These men were of an Ahir Company from Rewari in Haryana. This one Company had one Param Vir Chakra, five Vir Chakras, and four Sena medals. Yet, in the 1964 movie Haqeeat which was based on the events of this day, the soldiers were shown of the Sikh regiment. The Ahir Company and its survivors of the war were never acknowledged.
If you have any views or information to share on Rezang La, please feel free to do so at our Community Forum or in the comments section below. If you are going to be in Ladakh anytime soon, be sure to add the pass of Rezang La in your itinerary and pay respect to the 114 men who laid their lives for the honor of their country.
Dear Virgis Ji,
I have lately joined in this blog and just read it, while preparing for upcoming Ladakh trip in June’2019.
Thanks for such reminding description about our war heroes ( Maj. Shaitan Singh & Ahir Company) and that plot of war of Rezang-La, held in 1962 and which forced the invaders to rethink their war plan and change the tactics/think for withdraw. As on today, it simply appears un-imaginable and we can only assume such story.Big Salute to such bravery of our army, who laid their life while guarding our border, in such harsh conditions. All these appears to be forgotten form the memory of our countrymen. Simply unbelievable.

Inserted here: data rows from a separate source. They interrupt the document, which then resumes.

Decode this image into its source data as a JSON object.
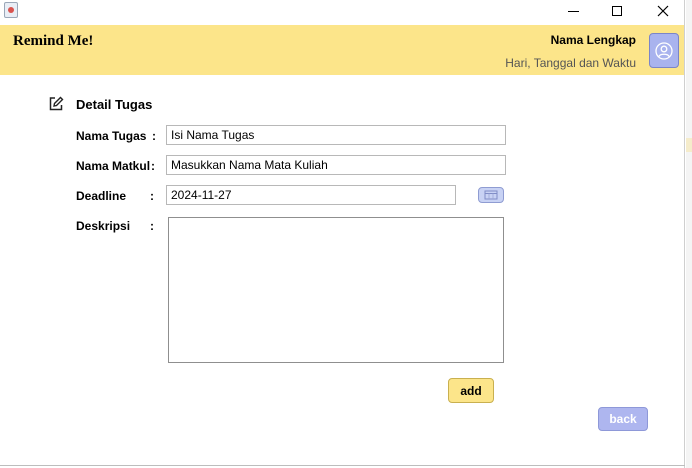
{
  "window": {
    "app_icon": "java-icon",
    "controls": [
      "minimize-icon",
      "maximize-icon",
      "close-icon"
    ]
  },
  "header": {
    "app_title": "Remind Me!",
    "user_name": "Nama Lengkap",
    "date_time": "Hari, Tanggal dan Waktu",
    "avatar_icon": "user-circle-icon",
    "background": "#fce58a"
  },
  "form": {
    "section_icon": "edit-icon",
    "section_title": "Detail Tugas",
    "fields": {
      "nama_tugas": {
        "label": "Nama Tugas",
        "colon": ":",
        "value": "Isi Nama Tugas"
      },
      "nama_matkul": {
        "label": "Nama Matkul",
        "colon": ":",
        "value": "Masukkan Nama Mata Kuliah"
      },
      "deadline": {
        "label": "Deadline",
        "colon": ":",
        "value": "2024-11-27",
        "calendar_icon": "calendar-icon"
      },
      "deskripsi": {
        "label": "Deskripsi",
        "colon": ":",
        "value": ""
      }
    },
    "add_label": "add",
    "back_label": "back"
  },
  "colors": {
    "accent_yellow": "#fce58a",
    "accent_blue": "#aeb6ef"
  }
}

As on today, even we are much more than ready, still we need more and more, to be on alert & prepared for such Chinese surprises.
Once again thanks, Vergis Khan Ji.
Prabhat Kr. Srivastava
Thank you so much for taking the time to drop a note and share your experience Prabhat Ji
Vargis just read this blog as I was surfing for some War memorial material. Well documented. So many of these memorials all along the Leh Ladakh route. Mostly forgotten heroes who gave up their lives for our better future